Islamic feminists do not only criticise discriminatory discourses and practices imposed on women in the name of Islam, they also draw up measures to change them, using the same idiom and framework. Indeed, the voice of Islamic feminism may threaten the dominant discourse of the Islamic regime, because it strategically uses the regime's own Islamic terms against it. In this way, Islamic feminists can challenge and deconstruct misogynist interpretation of authoritative texts while defending their religious and national communities, and thus undermining accusations of cultural betrayal.
In Iran, Islamic feminism serves as a moderate alternative both to the current Islamist regime's gender politics as well as to the gender initiatives of the previous secular regime, which were met with fierce ideological and physical resistance.

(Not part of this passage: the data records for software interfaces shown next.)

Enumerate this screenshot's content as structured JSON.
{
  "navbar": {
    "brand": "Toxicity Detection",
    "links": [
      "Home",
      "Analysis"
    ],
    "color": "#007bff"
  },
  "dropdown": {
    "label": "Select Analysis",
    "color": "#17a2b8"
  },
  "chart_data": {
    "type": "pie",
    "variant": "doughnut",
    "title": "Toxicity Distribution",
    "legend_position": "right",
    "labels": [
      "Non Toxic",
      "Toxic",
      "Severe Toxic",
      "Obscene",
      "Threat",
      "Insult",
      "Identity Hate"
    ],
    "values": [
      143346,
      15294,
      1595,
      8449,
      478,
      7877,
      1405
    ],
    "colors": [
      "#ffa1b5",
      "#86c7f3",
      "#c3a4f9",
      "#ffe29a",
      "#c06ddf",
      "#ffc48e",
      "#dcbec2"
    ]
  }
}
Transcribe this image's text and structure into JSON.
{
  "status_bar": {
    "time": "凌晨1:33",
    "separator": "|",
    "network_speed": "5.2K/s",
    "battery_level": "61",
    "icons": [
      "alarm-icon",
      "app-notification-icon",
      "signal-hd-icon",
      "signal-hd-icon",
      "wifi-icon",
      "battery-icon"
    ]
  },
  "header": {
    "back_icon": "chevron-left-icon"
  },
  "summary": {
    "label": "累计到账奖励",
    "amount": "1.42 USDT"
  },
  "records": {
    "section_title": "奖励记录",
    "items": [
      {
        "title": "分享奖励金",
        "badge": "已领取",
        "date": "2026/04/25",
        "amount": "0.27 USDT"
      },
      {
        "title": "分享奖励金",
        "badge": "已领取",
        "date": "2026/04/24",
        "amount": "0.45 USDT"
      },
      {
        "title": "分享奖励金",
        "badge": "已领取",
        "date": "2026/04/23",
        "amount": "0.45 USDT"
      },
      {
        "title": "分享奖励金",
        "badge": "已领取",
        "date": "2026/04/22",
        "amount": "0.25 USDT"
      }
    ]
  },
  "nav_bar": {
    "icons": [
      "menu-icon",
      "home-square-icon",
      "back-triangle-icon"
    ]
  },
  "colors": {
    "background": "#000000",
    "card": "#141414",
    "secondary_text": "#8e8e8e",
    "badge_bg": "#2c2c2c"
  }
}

As the country with the largest Muslim population, albeit secular, Indonesia also faces a great challenge from growing religious conservatism. The same political reforms which have brought democracy and freedom to Indonesia have also brought demands for the imposition of Muslim forms, in which sharia-inspired laws which would discriminate against women are proposed both in the national and in local parliaments. This reality brings secular and Islamic feminists together to criticise and monitor developments.
Sometimes they win – for example, when they successfully pushed for a law making domestic violence a crime. Sometimes they lose – as when they failed to prevent an anti-pornography bill which criminalises women's sexuality and behaviour. Nevertheless, such collaboration proves that differing ways of achieving equality and justice should not be seen as contradictory, but as complementary strategies for gender reform.
© Liberal Islam Network 2012
Qantara.de editor: Lewis Gropp